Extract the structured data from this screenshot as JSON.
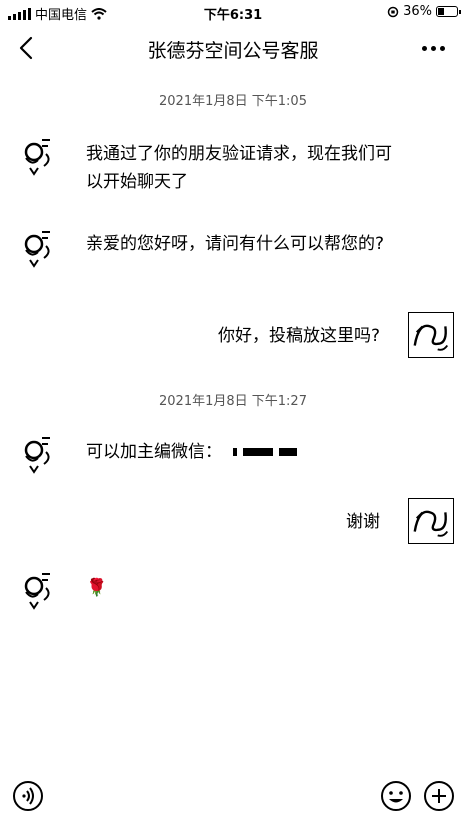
{
  "status_bar": {
    "carrier": "中国电信",
    "time": "下午6:31",
    "battery": "36%",
    "battery_level": 0.36
  },
  "header": {
    "title": "张德芬空间公号客服"
  },
  "chat": {
    "timestamp_1": "2021年1月8日 下午1:05",
    "timestamp_2": "2021年1月8日 下午1:27",
    "messages": [
      {
        "side": "left",
        "text": "我通过了你的朋友验证请求，现在我们可以开始聊天了"
      },
      {
        "side": "left",
        "text": "亲爱的您好呀，请问有什么可以帮您的?"
      },
      {
        "side": "right",
        "text": "你好，投稿放这里吗?"
      },
      {
        "side": "left",
        "text": "可以加主编微信："
      },
      {
        "side": "right",
        "text": "谢谢"
      },
      {
        "side": "left",
        "text": "🌹"
      }
    ]
  },
  "icons": {
    "back": "chevron-left-icon",
    "more": "more-icon",
    "voice": "voice-icon",
    "emoji": "emoji-icon",
    "plus": "plus-icon"
  }
}
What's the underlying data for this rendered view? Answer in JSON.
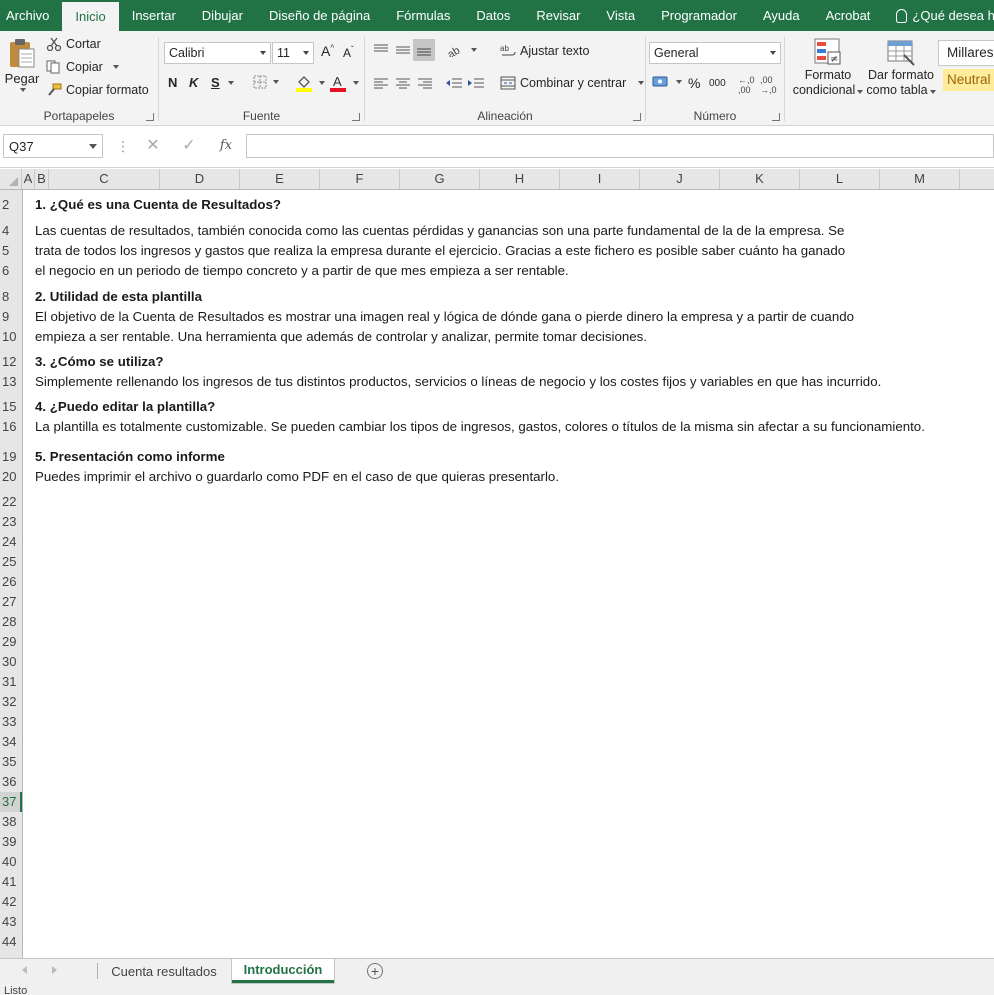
{
  "menu": {
    "tabs": [
      "Archivo",
      "Inicio",
      "Insertar",
      "Dibujar",
      "Diseño de página",
      "Fórmulas",
      "Datos",
      "Revisar",
      "Vista",
      "Programador",
      "Ayuda",
      "Acrobat"
    ],
    "active_tab": "Inicio",
    "tell_me": "¿Qué desea hacer?"
  },
  "ribbon": {
    "clipboard": {
      "paste": "Pegar",
      "cut": "Cortar",
      "copy": "Copiar",
      "format_painter": "Copiar formato",
      "label": "Portapapeles"
    },
    "font": {
      "name": "Calibri",
      "size": "11",
      "bold": "N",
      "italic": "K",
      "underline": "S",
      "label": "Fuente",
      "fill_color": "#ffff00",
      "text_color": "#e81123"
    },
    "alignment": {
      "wrap_text": "Ajustar texto",
      "merge_center": "Combinar y centrar",
      "label": "Alineación"
    },
    "number": {
      "format": "General",
      "percent": "%",
      "thousands": "000",
      "label": "Número"
    },
    "styles": {
      "conditional_line1": "Formato",
      "conditional_line2": "condicional",
      "table_line1": "Dar formato",
      "table_line2": "como tabla",
      "style_millares": "Millares",
      "style_neutral": "Neutral",
      "neutral_color": "#ffeb9c"
    }
  },
  "formula_bar": {
    "name_box": "Q37",
    "cancel_icon": "✕",
    "enter_icon": "✓",
    "fx": "fx",
    "content": ""
  },
  "columns": [
    "A",
    "B",
    "C",
    "D",
    "E",
    "F",
    "G",
    "H",
    "I",
    "J",
    "K",
    "L",
    "M"
  ],
  "rows": [
    "2",
    "4",
    "5",
    "6",
    "8",
    "9",
    "10",
    "12",
    "13",
    "15",
    "16",
    "19",
    "20",
    "22",
    "23",
    "24",
    "25",
    "26",
    "27",
    "28",
    "29",
    "30",
    "31",
    "32",
    "33",
    "34",
    "35",
    "36",
    "37",
    "38",
    "39",
    "40",
    "41",
    "42",
    "43",
    "44"
  ],
  "selected_row": "37",
  "content": {
    "h1": "1.  ¿Qué es una Cuenta de Resultados?",
    "p1_1": "Las cuentas de resultados, también conocida como las cuentas pérdidas y ganancias son una parte fundamental de la  de la empresa. Se",
    "p1_2": "trata de todos los ingresos y gastos que realiza la empresa durante el ejercicio. Gracias a este fichero es posible saber cuánto ha ganado",
    "p1_3": "el negocio en un periodo de tiempo concreto y a partir de que mes empieza a ser rentable.",
    "h2": "2.  Utilidad de esta plantilla",
    "p2_1": "El objetivo de la Cuenta de Resultados es mostrar una imagen real y lógica de dónde gana o pierde dinero la empresa y a partir de cuando",
    "p2_2": "empieza a ser rentable. Una herramienta que además de controlar y analizar, permite tomar decisiones.",
    "h3": "3.  ¿Cómo se utiliza?",
    "p3_1": "Simplemente rellenando los ingresos de tus distintos productos, servicios o líneas de negocio y los costes fijos y variables en que has incurrido.",
    "h4": "4.  ¿Puedo editar la plantilla?",
    "p4_1": "La plantilla es totalmente customizable. Se pueden cambiar los tipos de ingresos, gastos, colores o títulos de la misma sin afectar a su funcionamiento.",
    "h5": "5.  Presentación como informe",
    "p5_1": "Puedes imprimir el archivo o guardarlo como PDF en el caso de que quieras presentarlo."
  },
  "sheets": {
    "tab1": "Cuenta resultados",
    "tab2": "Introducción",
    "active": "Introducción"
  },
  "status": {
    "text": "Listo"
  },
  "theme": {
    "accent": "#217346"
  }
}
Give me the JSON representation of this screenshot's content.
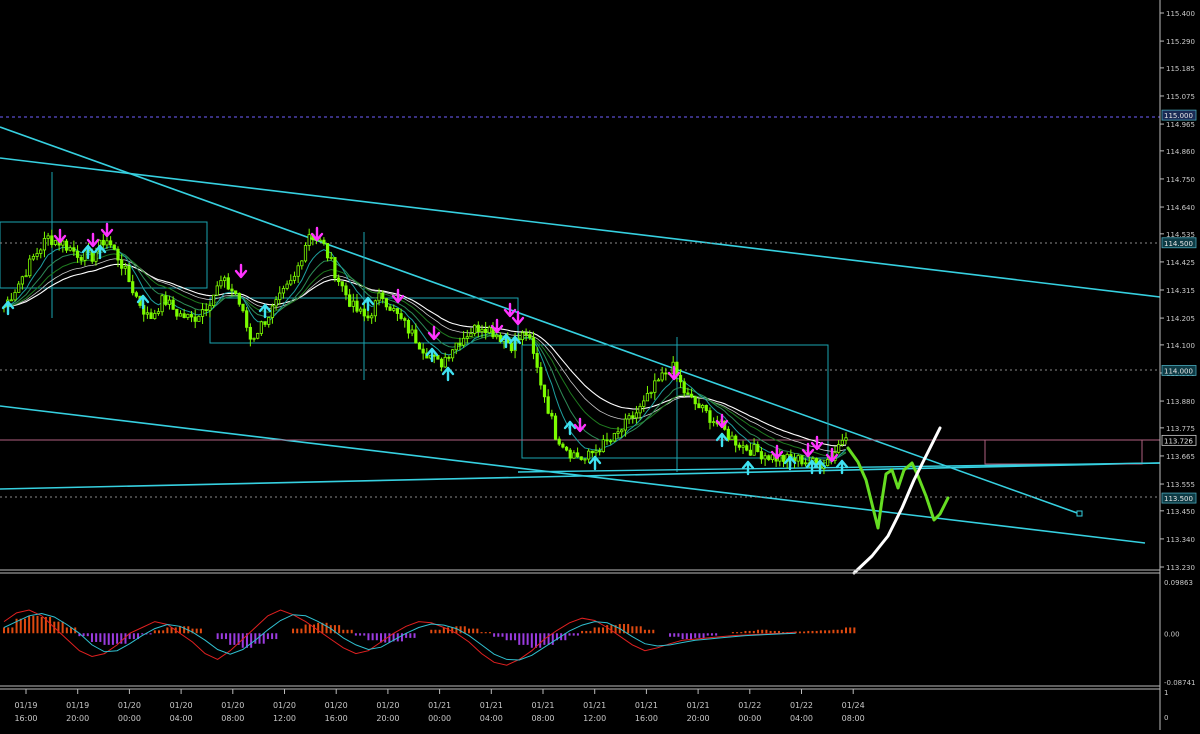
{
  "colors": {
    "background": "#000000",
    "axis": "#bbbbbb",
    "candle": "#7CFC00",
    "ma_white": "#ffffff",
    "ma_light": "#c9c9c9",
    "ma_green_dark": "#1f7a1f",
    "ma_green": "#2e8b57",
    "ma_cyan": "#1ea0a0",
    "trendline": "#36d0e0",
    "box": "#1aa3b0",
    "level_dotted": "#8a8a8a",
    "level_blue": "#6f5fff",
    "level_pink": "#b06080",
    "arrow_up": "#3fe0f0",
    "arrow_down": "#ff33ff",
    "forecast_green": "#66dd22",
    "forecast_white": "#ffffff",
    "hist_pos": "#e04a10",
    "hist_neg": "#9b3ce0",
    "osc_red": "#e02020",
    "osc_cyan": "#30c0d0"
  },
  "chart_data": [
    {
      "type": "line",
      "title": "",
      "ylim": [
        113.23,
        115.4
      ],
      "y_ticks": [
        "115.400",
        "115.290",
        "115.185",
        "115.075",
        "114.965",
        "114.860",
        "114.750",
        "114.640",
        "114.535",
        "114.425",
        "114.315",
        "114.205",
        "114.100",
        "113.990",
        "113.880",
        "113.775",
        "113.665",
        "113.555",
        "113.450",
        "113.340",
        "113.230"
      ],
      "level_labels": [
        "115.000",
        "114.500",
        "114.000",
        "113.726",
        "113.500"
      ],
      "level_values": [
        115.0,
        114.5,
        114.0,
        113.726,
        113.5
      ],
      "x_ticks": [
        {
          "date": "01/19",
          "time": "16:00"
        },
        {
          "date": "01/19",
          "time": "20:00"
        },
        {
          "date": "01/20",
          "time": "00:00"
        },
        {
          "date": "01/20",
          "time": "04:00"
        },
        {
          "date": "01/20",
          "time": "08:00"
        },
        {
          "date": "01/20",
          "time": "12:00"
        },
        {
          "date": "01/20",
          "time": "16:00"
        },
        {
          "date": "01/20",
          "time": "20:00"
        },
        {
          "date": "01/21",
          "time": "00:00"
        },
        {
          "date": "01/21",
          "time": "04:00"
        },
        {
          "date": "01/21",
          "time": "08:00"
        },
        {
          "date": "01/21",
          "time": "12:00"
        },
        {
          "date": "01/21",
          "time": "16:00"
        },
        {
          "date": "01/21",
          "time": "20:00"
        },
        {
          "date": "01/22",
          "time": "00:00"
        },
        {
          "date": "01/22",
          "time": "04:00"
        },
        {
          "date": "01/24",
          "time": "08:00"
        }
      ],
      "price_path": [
        114.25,
        114.34,
        114.44,
        114.52,
        114.5,
        114.46,
        114.44,
        114.52,
        114.43,
        114.3,
        114.2,
        114.28,
        114.22,
        114.2,
        114.26,
        114.35,
        114.3,
        114.12,
        114.2,
        114.28,
        114.36,
        114.54,
        114.49,
        114.36,
        114.25,
        114.2,
        114.3,
        114.22,
        114.15,
        114.08,
        114.02,
        114.1,
        114.15,
        114.18,
        114.14,
        114.1,
        114.15,
        113.95,
        113.75,
        113.68,
        113.65,
        113.7,
        113.73,
        113.8,
        113.86,
        113.95,
        114.02,
        113.9,
        113.85,
        113.8,
        113.74,
        113.7,
        113.68,
        113.66,
        113.65,
        113.65,
        113.63,
        113.66,
        113.76
      ]
    },
    {
      "type": "bar",
      "title": "",
      "ylim": [
        -0.08741,
        0.09863
      ],
      "y_ticks": [
        "0.09863",
        "0.00",
        "-0.08741"
      ],
      "series": [
        {
          "values": [
            0.01,
            0.025,
            0.03,
            0.028,
            0.02,
            0.01,
            -0.005,
            -0.015,
            -0.02,
            -0.018,
            -0.01,
            -0.002,
            0.005,
            0.01,
            0.012,
            0.008,
            0.0,
            -0.01,
            -0.02,
            -0.025,
            -0.018,
            -0.01,
            0.0,
            0.008,
            0.015,
            0.018,
            0.014,
            0.006,
            -0.004,
            -0.012,
            -0.016,
            -0.014,
            -0.008,
            0.0,
            0.006,
            0.01,
            0.012,
            0.008,
            0.002,
            -0.006,
            -0.012,
            -0.02,
            -0.025,
            -0.02,
            -0.012,
            -0.004,
            0.004,
            0.01,
            0.014,
            0.016,
            0.012,
            0.006,
            0.0,
            -0.006,
            -0.01,
            -0.008,
            -0.004,
            0.0,
            0.002,
            0.004,
            0.006,
            0.004,
            0.002,
            0.003,
            0.004,
            0.005,
            0.006,
            0.01
          ]
        },
        {
          "values": [
            0.02,
            0.035,
            0.04,
            0.03,
            0.01,
            -0.01,
            -0.03,
            -0.04,
            -0.035,
            -0.02,
            0.0,
            0.01,
            0.02,
            0.015,
            0.0,
            -0.015,
            -0.035,
            -0.045,
            -0.03,
            -0.01,
            0.01,
            0.03,
            0.04,
            0.032,
            0.02,
            0.005,
            -0.01,
            -0.025,
            -0.035,
            -0.03,
            -0.015,
            0.0,
            0.012,
            0.02,
            0.018,
            0.01,
            0.0,
            -0.015,
            -0.035,
            -0.05,
            -0.055,
            -0.045,
            -0.03,
            -0.01,
            0.005,
            0.018,
            0.026,
            0.022,
            0.01,
            -0.005,
            -0.02,
            -0.03,
            -0.025,
            -0.018,
            -0.012,
            -0.01,
            -0.008,
            -0.006,
            -0.004,
            -0.003,
            -0.002,
            -0.001,
            0.0,
            0.002
          ]
        },
        {
          "values": [
            0.01,
            0.02,
            0.03,
            0.034,
            0.028,
            0.015,
            0.0,
            -0.02,
            -0.032,
            -0.03,
            -0.018,
            -0.004,
            0.008,
            0.015,
            0.012,
            0.002,
            -0.012,
            -0.028,
            -0.036,
            -0.028,
            -0.012,
            0.006,
            0.022,
            0.032,
            0.03,
            0.02,
            0.008,
            -0.008,
            -0.02,
            -0.028,
            -0.024,
            -0.012,
            0.0,
            0.01,
            0.016,
            0.014,
            0.008,
            -0.004,
            -0.02,
            -0.036,
            -0.045,
            -0.046,
            -0.038,
            -0.024,
            -0.01,
            0.004,
            0.014,
            0.02,
            0.018,
            0.008,
            -0.006,
            -0.018,
            -0.022,
            -0.02,
            -0.016,
            -0.012,
            -0.01,
            -0.008,
            -0.006,
            -0.004,
            -0.003,
            -0.002,
            -0.001,
            0.0
          ]
        }
      ]
    },
    {
      "type": "bar",
      "title": "",
      "y_ticks": [
        "1",
        "0"
      ]
    }
  ]
}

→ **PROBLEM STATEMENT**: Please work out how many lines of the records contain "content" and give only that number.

→ **TASK SOLUTION**: 3